Earlier this summer, I was overcome with just wanting everything cleaned out.  Everything.  It started with the basement, but quickly bled over into every other area of our life and home.  Maybe it really started long before the basement.  All I know is that one of the greatest realities of this Sabbath Year for me has been a purging of all things.  It’s actually been a very spiritual and emotional experience, even when I’ve been purging material possessions.

It actually makes sense when I reflect on the old Sabbath Year concept in the Bible.  The land was allowed to rest.  I imagine that letting the land rest was a purifying and enriching experience.  A letting go of what had been to make space for what was to come.  I don’t really know, I just imagine that it was a clarifying resetting for the land, which is echoed by this thought from Aytzim, Ecological Judaism:

Indeed, research on how a one year fallow affects soil quality has indicated that soil quality increases in the subsequent years. (Click here to read the entire post.)

The evidence suggests that the land was healthier at the end of the Sabbath Year…and ready for a more bountiful harvest.

I feel like this is what has been happening with me.  When we got home from Reno at the end of May, I knew our basement desperately needed to be tackled.  So, I took it on.  I spent every afternoon and evening for two weeks sorting, organizing, and purging the basement.  Then I bought shelves to make what we did keep more accessible.  And at the very end, I swept it out.  It felt so good.  I got a weird endorphin rush from throwing things in boxes and saying to myself, “Don’t need that!  Don’t need that!  Don’t need that!”

It spread from there, I found myself cleaning out my kitchen, my closet…the whole house really.  I just kept tossing stuff in the throw away and giveaway piles…gone, gone, gone.  It felt so good.  I literally felt my soul becoming lighter.

The boys even got involved.  Val had been noticing for a while that they were ready for some “older kid” toys; however, I was beyond my limit with the toys they already had.  So, we talked with the boys about cleaning out their toys to make room for some new toys.  They were (surprisingly) totally on board.  The boys and I worked together to clean out their rooms and all their toys.  We. all. felt. so. good. 

I even got rid of furniture that I no longer wanted.  Stuff I had been “making do” with because it was functional, but I didn’t actually like.  Gone. 

The beautiful thing was that many of our things that we gave away or sold were treasures for other families.  The stuff we didn’t need any more was exactly the thing someone else wanted. 

This purging of stuff is beginning to extend over into to how I even use Facebook.  I feel a longing to shut down my personal profile and posting, leaving it open to just a handful of family and friends.  As my boys grow, I feel the desire to guard their lives, hearts, and privacy even more, so I’ve set up a new Facebook page where I can keep my writing going without as much connection to my little family (click here to like my new page).*  It is my new place to connect my soul and writing with the world around me while allowing my little family more privacy.  A releasing, a purifying, a resetting.  There is an emotional rush from all this purging.

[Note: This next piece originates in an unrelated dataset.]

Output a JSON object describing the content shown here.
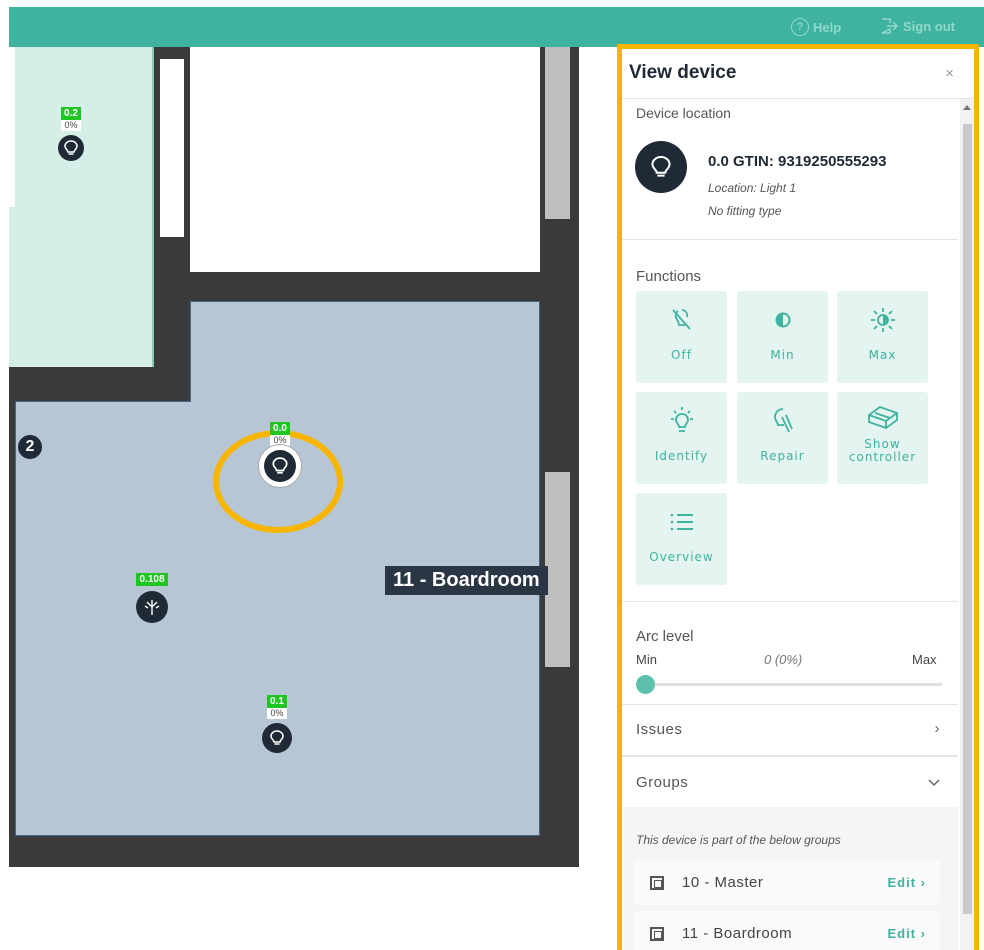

All this “letting go” from living room furniture to toys to Facebook, is like a purifying of my soul.  Purging is purifying.  Purging has created more soul space for what matters most.  Purging is focusing my energies at home, with my family, and in my writing.  I love it.

Have you purged your life of something?  How did it feel?




* If you keep up with me and this blog primarily through Facebook, please do head on over to my new page and “like” it so that you can still stay in the loop (click here).  At the end of this month, I’ll be taking my personal profile down almost completely, and I’d hate to lose track of you in the process!  You can also subscribe to receive my blog posts by email (there is a place to subscribe at the top right-hand corner of this blog site).